And, of course, the strengthening of the efforts to make the MAM a national movement. “Defeating the resistance is easier if we are not organized,” adds Marcio Zonta.” There are many territories across the country where mining companies want to enter. This represents a huge looting that is yet to come. Therefore, where there are conflicts with mining companies, we will act on a national level.
Read below the resolutions contained in the final document of the national MAM meeting:
1- Wherever there is mining, fight to stop any expansion of mining projects; fight for the due payment of royalties (CFEM) and for the increase and democratization of the CFEM so that it will attend popular needs, and to end the Kandir Law.
2 – Where there are attempts by the mining companies to grab the territories of indigenous, quilombolas, traditional communities, peasants and river dwelling people, we will do whatever is necessary to fight the mineral project in all its forms – be it at the mine pit, the railroad, tailings dam, ore pipeline or port.
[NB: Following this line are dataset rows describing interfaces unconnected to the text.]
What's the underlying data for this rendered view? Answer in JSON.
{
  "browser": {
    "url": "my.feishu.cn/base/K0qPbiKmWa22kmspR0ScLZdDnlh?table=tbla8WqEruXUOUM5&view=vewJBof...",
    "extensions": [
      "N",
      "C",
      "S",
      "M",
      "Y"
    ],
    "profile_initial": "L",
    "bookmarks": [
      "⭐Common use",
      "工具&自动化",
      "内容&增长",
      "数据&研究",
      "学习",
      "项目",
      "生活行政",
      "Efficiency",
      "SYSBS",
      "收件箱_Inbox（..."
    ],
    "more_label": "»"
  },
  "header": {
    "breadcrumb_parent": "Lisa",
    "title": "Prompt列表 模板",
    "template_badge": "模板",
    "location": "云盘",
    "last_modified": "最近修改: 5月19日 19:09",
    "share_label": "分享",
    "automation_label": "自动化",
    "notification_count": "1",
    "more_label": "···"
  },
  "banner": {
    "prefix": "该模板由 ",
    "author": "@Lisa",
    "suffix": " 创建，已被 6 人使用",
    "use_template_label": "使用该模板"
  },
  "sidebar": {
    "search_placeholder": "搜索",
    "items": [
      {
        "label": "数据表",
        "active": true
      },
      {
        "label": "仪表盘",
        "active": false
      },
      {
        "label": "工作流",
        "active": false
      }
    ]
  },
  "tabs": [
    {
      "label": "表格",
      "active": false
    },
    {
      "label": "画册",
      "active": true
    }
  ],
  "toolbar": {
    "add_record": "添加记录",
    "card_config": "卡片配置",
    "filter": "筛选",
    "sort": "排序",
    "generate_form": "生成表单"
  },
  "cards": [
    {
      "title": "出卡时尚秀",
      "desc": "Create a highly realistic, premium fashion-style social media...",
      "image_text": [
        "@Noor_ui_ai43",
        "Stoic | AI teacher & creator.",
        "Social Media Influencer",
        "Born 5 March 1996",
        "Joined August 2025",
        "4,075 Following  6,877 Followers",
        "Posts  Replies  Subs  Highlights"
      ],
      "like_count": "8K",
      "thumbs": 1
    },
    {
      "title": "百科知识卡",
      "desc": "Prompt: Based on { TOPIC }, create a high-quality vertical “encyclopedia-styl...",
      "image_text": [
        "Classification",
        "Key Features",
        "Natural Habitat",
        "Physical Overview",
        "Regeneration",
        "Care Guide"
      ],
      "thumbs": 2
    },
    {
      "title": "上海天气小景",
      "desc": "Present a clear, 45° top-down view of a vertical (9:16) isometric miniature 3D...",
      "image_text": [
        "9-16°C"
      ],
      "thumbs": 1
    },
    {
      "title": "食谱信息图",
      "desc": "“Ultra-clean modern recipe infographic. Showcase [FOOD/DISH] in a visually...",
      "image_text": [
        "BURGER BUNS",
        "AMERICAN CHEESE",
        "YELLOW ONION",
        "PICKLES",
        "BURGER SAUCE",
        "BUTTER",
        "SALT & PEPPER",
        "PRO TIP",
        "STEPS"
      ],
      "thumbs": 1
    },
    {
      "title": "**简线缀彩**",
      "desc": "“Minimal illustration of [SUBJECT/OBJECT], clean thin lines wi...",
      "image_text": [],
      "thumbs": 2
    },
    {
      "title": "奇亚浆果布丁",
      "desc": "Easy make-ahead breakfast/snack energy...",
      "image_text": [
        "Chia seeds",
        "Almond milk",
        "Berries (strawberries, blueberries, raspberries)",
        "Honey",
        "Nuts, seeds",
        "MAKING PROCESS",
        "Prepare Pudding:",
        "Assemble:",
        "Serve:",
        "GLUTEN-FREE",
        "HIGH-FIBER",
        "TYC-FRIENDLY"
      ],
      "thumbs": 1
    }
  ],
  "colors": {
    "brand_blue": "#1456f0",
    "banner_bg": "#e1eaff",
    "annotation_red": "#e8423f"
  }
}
3- Report and fight the practice of tax evasion used by miners in tax havens.
4 – Report and fight the contamination of water, soil and of the people living in the surroundings of projects, caused by mineral exploration.
5 – Support the struggle of mine-workers in issues related to the right to health and occupational safety.
6 – Contribute to the construction of the Popular Front and the People’s Congress in the municipalities in which the MAM is present.
7- Continue the construction of feminism as a principle of a new society that fights for the liberation of men and women, in the fight against machismo and violence against women, as was deliberated in the Assemblies of Men and Women held at the First National Meeting.
We realise that these commitments require a lot of effort and unity with various progressive sectors of society, in order for them to be fulfilled and to move towards a program of popular sovereignty in mining. Only this way can we make the Brazilian people question the present predatory model of society and move towards the construction of the Popular Project for Brazil.
For a sovereign and serious country, against the plunder of our ores!
Parauapebas, May 21, 2018
Movement for Popular Sovereignty in Mining
Translation: Merel Vandemark